> Task prompt:
Write out each line of the entries below that holds the word "JSON".

[Dataset rows for apps and sites]
· · · · · · ·

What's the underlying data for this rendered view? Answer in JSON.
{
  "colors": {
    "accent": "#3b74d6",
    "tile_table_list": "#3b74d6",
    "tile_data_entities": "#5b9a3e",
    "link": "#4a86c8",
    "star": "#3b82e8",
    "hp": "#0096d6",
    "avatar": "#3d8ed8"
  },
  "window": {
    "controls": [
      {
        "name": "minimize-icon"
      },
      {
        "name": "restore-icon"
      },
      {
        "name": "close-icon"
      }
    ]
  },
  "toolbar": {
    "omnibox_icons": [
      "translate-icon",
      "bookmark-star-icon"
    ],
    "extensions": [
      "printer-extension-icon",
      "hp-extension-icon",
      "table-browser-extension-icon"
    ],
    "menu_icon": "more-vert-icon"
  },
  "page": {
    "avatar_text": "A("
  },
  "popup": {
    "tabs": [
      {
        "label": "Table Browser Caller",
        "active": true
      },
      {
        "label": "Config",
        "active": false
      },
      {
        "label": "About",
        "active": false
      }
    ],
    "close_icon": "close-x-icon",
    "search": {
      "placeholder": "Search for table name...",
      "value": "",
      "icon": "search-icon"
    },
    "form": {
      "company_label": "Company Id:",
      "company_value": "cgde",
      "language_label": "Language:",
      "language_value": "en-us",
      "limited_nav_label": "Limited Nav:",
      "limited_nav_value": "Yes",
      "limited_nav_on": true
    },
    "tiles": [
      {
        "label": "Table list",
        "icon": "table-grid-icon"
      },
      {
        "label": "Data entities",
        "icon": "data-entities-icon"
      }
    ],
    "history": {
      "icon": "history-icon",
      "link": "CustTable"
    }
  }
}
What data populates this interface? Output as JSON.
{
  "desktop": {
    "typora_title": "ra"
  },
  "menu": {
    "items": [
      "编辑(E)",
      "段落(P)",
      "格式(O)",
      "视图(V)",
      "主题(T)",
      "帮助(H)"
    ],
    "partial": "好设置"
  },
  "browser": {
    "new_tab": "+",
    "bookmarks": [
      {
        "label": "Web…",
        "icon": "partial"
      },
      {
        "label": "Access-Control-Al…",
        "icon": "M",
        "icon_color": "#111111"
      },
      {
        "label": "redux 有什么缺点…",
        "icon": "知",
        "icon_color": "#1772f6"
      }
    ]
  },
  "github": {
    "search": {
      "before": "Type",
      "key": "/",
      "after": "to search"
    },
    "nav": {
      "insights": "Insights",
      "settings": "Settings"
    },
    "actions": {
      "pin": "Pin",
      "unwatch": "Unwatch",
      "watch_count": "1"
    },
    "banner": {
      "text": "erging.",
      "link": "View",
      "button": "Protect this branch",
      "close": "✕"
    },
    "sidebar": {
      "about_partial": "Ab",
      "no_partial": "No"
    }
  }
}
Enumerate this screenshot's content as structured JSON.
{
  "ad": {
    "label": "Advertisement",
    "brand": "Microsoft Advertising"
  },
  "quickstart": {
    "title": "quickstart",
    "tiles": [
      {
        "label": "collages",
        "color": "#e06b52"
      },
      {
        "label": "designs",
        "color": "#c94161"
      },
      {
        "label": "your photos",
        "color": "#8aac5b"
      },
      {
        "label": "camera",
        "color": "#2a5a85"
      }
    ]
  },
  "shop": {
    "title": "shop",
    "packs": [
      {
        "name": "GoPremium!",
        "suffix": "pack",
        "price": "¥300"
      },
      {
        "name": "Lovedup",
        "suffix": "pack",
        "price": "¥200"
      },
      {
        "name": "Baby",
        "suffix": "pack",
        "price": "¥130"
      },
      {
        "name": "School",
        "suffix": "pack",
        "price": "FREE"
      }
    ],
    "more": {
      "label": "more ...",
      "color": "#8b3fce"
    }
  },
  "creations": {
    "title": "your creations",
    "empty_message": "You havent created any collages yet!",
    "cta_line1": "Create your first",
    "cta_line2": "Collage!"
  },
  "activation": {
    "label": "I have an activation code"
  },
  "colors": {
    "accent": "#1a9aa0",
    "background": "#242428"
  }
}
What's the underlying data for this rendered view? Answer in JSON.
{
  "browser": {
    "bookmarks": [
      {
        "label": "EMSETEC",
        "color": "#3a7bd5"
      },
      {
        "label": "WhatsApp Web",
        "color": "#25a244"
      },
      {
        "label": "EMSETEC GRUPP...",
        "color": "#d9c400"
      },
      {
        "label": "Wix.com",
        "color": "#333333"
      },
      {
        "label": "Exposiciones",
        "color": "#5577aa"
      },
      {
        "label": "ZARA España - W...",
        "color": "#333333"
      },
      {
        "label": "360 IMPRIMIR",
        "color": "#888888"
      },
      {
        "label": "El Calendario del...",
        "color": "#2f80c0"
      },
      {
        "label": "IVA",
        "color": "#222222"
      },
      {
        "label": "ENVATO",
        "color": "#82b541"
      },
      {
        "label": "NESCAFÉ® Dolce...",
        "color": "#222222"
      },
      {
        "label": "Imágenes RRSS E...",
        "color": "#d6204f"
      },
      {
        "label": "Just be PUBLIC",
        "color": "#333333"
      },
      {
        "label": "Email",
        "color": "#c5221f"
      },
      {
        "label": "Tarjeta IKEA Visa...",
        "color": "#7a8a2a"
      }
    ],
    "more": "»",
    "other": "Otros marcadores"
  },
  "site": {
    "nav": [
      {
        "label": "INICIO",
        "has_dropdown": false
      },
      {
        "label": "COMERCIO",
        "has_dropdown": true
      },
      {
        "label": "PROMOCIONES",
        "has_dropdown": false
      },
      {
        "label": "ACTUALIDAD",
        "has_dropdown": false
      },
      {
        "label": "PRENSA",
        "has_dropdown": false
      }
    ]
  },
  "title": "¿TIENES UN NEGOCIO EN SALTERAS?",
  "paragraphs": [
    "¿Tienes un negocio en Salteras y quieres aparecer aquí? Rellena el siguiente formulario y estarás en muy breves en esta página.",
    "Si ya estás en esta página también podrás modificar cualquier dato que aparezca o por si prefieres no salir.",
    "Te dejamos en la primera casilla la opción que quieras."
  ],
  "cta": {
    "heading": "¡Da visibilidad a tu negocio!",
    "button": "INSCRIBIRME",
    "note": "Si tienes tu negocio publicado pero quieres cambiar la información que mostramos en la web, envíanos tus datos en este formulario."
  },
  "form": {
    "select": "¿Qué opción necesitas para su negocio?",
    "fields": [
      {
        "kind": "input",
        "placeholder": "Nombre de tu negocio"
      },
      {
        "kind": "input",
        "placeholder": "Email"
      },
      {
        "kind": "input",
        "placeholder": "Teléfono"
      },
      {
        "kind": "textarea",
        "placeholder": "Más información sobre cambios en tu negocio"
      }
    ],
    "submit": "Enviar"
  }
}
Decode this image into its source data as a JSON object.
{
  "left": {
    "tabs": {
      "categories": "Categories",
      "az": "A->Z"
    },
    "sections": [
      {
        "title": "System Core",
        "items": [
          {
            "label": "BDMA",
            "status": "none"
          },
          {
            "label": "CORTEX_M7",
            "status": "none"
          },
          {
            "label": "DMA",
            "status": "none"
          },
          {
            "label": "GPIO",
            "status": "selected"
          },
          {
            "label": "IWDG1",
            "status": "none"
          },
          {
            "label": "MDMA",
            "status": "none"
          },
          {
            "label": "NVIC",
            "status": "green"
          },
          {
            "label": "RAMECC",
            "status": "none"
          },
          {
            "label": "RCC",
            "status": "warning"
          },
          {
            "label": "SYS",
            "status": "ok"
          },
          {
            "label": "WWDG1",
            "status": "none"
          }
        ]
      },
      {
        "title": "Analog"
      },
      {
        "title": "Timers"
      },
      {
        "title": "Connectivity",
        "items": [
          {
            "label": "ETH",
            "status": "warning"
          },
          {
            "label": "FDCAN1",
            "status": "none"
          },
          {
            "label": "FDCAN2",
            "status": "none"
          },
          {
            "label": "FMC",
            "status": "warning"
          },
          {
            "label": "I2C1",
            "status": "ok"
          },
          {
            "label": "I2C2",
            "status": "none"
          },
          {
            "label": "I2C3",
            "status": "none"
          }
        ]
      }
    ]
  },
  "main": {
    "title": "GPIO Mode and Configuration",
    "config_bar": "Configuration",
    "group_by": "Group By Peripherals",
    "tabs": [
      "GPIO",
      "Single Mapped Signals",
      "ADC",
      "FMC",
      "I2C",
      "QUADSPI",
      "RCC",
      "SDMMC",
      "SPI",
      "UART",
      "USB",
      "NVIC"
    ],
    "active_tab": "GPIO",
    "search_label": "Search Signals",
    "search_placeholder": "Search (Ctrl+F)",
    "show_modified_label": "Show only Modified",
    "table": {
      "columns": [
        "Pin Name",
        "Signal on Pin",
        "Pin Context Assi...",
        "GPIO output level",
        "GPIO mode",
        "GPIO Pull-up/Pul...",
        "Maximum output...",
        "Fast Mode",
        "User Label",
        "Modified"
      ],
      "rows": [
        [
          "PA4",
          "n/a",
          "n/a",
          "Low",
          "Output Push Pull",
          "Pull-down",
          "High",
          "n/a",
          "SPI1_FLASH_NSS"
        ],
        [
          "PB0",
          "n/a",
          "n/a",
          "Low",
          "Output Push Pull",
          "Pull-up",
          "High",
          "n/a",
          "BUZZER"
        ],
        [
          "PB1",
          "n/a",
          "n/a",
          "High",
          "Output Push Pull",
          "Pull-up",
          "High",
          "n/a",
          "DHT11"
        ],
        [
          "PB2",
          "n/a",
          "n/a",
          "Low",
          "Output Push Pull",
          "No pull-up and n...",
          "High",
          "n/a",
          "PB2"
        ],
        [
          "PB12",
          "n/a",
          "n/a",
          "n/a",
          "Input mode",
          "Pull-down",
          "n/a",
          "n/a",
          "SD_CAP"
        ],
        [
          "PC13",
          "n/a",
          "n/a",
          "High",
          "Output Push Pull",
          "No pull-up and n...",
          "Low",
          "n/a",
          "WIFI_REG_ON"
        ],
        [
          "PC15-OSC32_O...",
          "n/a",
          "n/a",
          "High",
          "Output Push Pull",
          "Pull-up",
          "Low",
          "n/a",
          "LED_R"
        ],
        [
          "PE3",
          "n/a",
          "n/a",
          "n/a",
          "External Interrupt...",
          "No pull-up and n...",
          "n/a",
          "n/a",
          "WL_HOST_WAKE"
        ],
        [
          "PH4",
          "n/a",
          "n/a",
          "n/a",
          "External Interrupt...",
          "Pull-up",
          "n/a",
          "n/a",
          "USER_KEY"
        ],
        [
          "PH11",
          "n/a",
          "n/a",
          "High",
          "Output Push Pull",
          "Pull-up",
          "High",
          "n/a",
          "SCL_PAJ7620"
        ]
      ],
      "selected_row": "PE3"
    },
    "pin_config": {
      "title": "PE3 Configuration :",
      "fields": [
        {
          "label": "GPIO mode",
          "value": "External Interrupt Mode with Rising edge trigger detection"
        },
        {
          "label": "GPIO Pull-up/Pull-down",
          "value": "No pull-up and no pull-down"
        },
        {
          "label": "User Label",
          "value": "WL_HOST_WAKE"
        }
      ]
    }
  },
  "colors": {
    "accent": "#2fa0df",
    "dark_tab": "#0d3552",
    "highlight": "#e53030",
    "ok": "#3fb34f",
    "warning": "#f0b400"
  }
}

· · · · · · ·

> Response to the task:
What's the underlying data for this rendered view? Answer in JSON.
What data populates this interface? Output as JSON.
Enumerate this screenshot's content as structured JSON.
What's the underlying data for this rendered view? Answer in JSON.
Decode this image into its source data as a JSON object.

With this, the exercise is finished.